Carbide, it was not the sole supplier to these companies.
Union Carbide states that there are two potential areas of
exposure that allegedly link Union Carbide to Mr. Aveni's
injuries. First, Joseph Aveni testified that his father used
Georgie-Pacific, USG, and Gold Bond joint compounds while at
Jance Construction from 1979 to 1983. Second, Mr. Aveni used
Georgia-Pacific premised joint compound when he performed
personal home construction projects between 1977 and 1981.
Carbide avers that it was impossible for Mr. Aveni to have
been exposed to asbestos from Union Carbide's Calidria
because the product allegedly used by Mr. Aveni, a
Georgia-Pacific joint compound, was manufactured after April
1977. Union Carbide argues that Georgia-Pacific compound
became entirely asbestos-free in 1977, which was before Mr.
Aveni allegedly used the compound in his home.
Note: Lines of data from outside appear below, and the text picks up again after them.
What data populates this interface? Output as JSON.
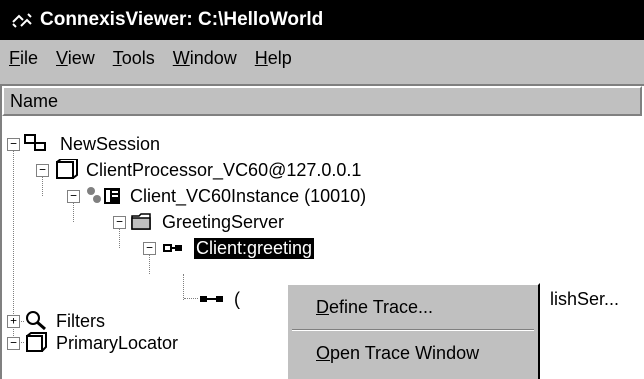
{
  "window": {
    "title": "ConnexisViewer: C:\\HelloWorld"
  },
  "menubar": {
    "items": [
      {
        "label": "File",
        "mnemonic": "F",
        "rest": "ile"
      },
      {
        "label": "View",
        "mnemonic": "V",
        "rest": "iew"
      },
      {
        "label": "Tools",
        "mnemonic": "T",
        "rest": "ools"
      },
      {
        "label": "Window",
        "mnemonic": "W",
        "rest": "indow"
      },
      {
        "label": "Help",
        "mnemonic": "H",
        "rest": "elp"
      }
    ]
  },
  "tree": {
    "column_header": "Name",
    "nodes": [
      {
        "label": "NewSession",
        "expander": "−",
        "icon": "session-icon"
      },
      {
        "label": "ClientProcessor_VC60@127.0.0.1",
        "expander": "−",
        "icon": "processor-icon"
      },
      {
        "label": "Client_VC60Instance (10010)",
        "expander": "−",
        "icon": "instance-icon"
      },
      {
        "label": "GreetingServer",
        "expander": "−",
        "icon": "folder-icon"
      },
      {
        "label": "Client:greeting",
        "expander": "−",
        "icon": "port-icon"
      },
      {
        "label": "(",
        "icon": "connection-icon",
        "trailing": "lishSer..."
      },
      {
        "label": "Filters",
        "expander": "+",
        "icon": "filter-icon"
      },
      {
        "label": "PrimaryLocator",
        "expander": "−",
        "icon": "locator-icon"
      }
    ]
  },
  "context_menu": {
    "items": [
      {
        "label": "Define Trace...",
        "mnemonic": "D",
        "rest": "efine Trace..."
      },
      {
        "label": "Open Trace Window",
        "mnemonic": "O",
        "rest": "pen Trace Window"
      }
    ]
  }
}
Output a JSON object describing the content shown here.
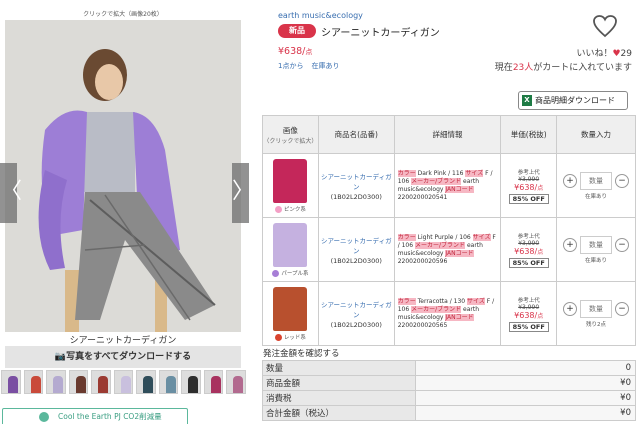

Additionally,
before 1977, Georgia-Pacific manufactured both asbestos and
non-asbestos containing joint compounds, and USG and Gold
Bond joint compounds manufactured after 1975 did not contain
Calidria. Finally, Union Carbide alleges that Plaintiff has
not proven that Calidria, as opposed to an asbestos product
from another supplier, was present in the joint compound Mr.
Aveni used. Contrary to Union Carbide's position in its
Motion, Plaintiff contends that there are genuine issues of
fact. Plaintiff argues that Union Carbide was an exclusive
supplier of asbestos to Georgia-Pacific's Chicago plant
until May 1977, and during this time frame Mr. Aveni used
Georgia-Pacific compound. Joseph Aveni testified that he was
present while his father remodeled their family home between
1977 and 1981. He testified that he recalled his father using
a product labeled "Georgia-Pacific" and it came in
plastic buckets. Joseph Aveni testified that this was around
1977. Plaintiff provided testimony from Corporate
Representative Howard Schutte of Georgia-Pacific
demonstrating that Georgia-Pacific sold asbestos containing
mix for up to 180 days after it removed asbestos from its
product line in 1977.
Plaintiff did not oppose Union Carbide's argument
regarding USG and Gold Bond compound, thus its motion is
granted as to those alleged exposures. The argument the Court
takes issue with is that this is not a Georgia-Pacific case.
Rather, it is a case against Union Carbide because they were
one supplier of asbestos to Georgia-Pacific. Union
Carbide cites to numerous cases, including Campbell v.
A.W. Chesterton, an Ohio Court of Common Pleas case, for
the proposition that Union Carbide did not owe Mr. Aveni a
duty to warn. However, without analyzing the duty to warn
argument under Ohio substantive law, the Court finds that
Plaintiff's case fails for lack of product
identification. First, the only link between the Plaintiff
and an asbestos product related to Union Carbide is Calidria
that Union Carbide sold to Georgia-Pacific. The issue with
Plaintiff's case is that there is no evidence that Mr.
Aveni worked with an asbestos containing Georgia-Pacific
product. Plaintiff contends that Union Carbide was the sole
provider of Calidria to the Chicago, Illinois Georgia-Pacific
plant, yet there is no support in the record for this
statement. Similarly, as Union Carbide discuses in its
papers, Georgia-Pacific made both asbestos containing and
non-asbestos containing compound during the time period
identified by Joseph Aveni. Thus, there is no evidence that
the mix Mr. Aveni used contained asbestos, let alone asbestos
provided by Union Carbide. Additionally, there is no
identification of what Georgia-Pacific product Mr. Aveni
used. Joseph Aveni testified that he recalled his father
using a product by Georgia-Pacific that came in plastic
buckets. A reasonable jury could not determine that Union
Carbide was responsible for Mr. Aveni's injuries, beyond
pure speculation, that the product contained asbestos and the
asbestos was provided by Union Carbide. Therefore, Defendant
Union Carbide Corporation's Motion for Summary Judgment
is hereby GRANTED.
IS SO ORDERED.
 Super. Ct. Civ. R. 56; Smith v.
Advanced Auto Parts, Inc., 2013 WL 6920864, at *3 (Del.
Super. Dec. 30, 2013); see Moore v. Sizemore, 405
A.2d 679, 680 (Del. 1979); Nutt v. A.C. & S.,
Inc., 517 A.2d 690, 692 (Del. Super. Ct. 1986); In
re Asbestos ...